Fresh air, exercise and talking are just some of the positive things people can do to help support their mental health and well being.

Getting the opportunity to get out, walk and talk can be quite difficult for some. Taking that first step to do it can be the hardest.

Recognising the benefits of ecotherapy – walking in woodlands and other natural environments – more people are partaking and or setting up groups to encourage others to take that first step.

For example, Ita Kelly from Wicklow Mental Health Services and Charlie Burke from Coillte started a walking group in Co Wicklow as an alternative therapy in the area of mental health.

The walking group initially started as a 12-week programme repeated two to three times a year and is now run weekly throughout the whole year.

The gentle three-hour walks include a talk on the environment, environmental art and relaxation. At the end of the programme, participants share a meal to celebrate their achievements.

Such was the success of the initiative that they decided to form a separate social group in April 2014. This includes other activities such as tai chi, kayaking, yoga, kayaking, team building days, gardening etc.

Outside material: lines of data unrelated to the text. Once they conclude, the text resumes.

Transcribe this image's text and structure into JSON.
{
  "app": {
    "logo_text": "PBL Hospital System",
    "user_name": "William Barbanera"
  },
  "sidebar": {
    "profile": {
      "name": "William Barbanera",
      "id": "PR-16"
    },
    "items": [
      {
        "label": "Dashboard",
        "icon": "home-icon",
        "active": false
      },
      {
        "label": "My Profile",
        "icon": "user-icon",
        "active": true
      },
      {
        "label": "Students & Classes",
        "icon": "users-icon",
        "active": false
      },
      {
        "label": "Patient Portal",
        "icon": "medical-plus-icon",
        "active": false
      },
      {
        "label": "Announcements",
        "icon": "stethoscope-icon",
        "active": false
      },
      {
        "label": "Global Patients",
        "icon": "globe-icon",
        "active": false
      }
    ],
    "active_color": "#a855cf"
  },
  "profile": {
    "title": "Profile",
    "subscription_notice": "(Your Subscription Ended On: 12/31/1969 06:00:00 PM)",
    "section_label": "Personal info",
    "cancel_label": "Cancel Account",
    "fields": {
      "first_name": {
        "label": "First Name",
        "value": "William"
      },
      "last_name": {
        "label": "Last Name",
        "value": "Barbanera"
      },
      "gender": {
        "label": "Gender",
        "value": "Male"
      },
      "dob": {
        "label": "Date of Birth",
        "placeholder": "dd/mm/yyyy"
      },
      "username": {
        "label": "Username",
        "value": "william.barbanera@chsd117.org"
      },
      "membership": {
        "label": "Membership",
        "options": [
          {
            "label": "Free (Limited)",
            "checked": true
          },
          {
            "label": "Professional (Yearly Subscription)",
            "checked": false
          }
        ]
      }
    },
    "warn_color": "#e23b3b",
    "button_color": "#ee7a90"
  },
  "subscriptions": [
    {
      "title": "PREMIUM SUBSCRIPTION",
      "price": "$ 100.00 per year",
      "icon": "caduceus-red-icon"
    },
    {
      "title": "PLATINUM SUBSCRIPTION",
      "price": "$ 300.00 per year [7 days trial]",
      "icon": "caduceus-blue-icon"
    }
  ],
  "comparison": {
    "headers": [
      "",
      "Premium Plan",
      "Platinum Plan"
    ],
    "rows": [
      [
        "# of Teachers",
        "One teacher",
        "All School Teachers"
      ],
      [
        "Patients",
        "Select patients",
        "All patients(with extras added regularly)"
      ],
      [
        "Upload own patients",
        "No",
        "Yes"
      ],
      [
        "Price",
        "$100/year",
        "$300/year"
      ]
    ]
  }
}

The group’s aim is simple. They want to support one another by talking and listening in an informal setting. And by participating in activities, “members are given the opportunity to socialise and form friendships with others who understand and can empathise through a shared experience of mental health issues.”

But does this really work? According to a study on the group by the HSE and University College Dublin, participants mood improved by 75 per cent and sleep by 77 per cent. More importantly, their thoughts of suicide declined by over 80 per cent.

Indeed,  many of the walkers said they felt less agitated and anxious after the programme, and some of them cut back on medication and clinical appointments.

For more information on the walking group, click here.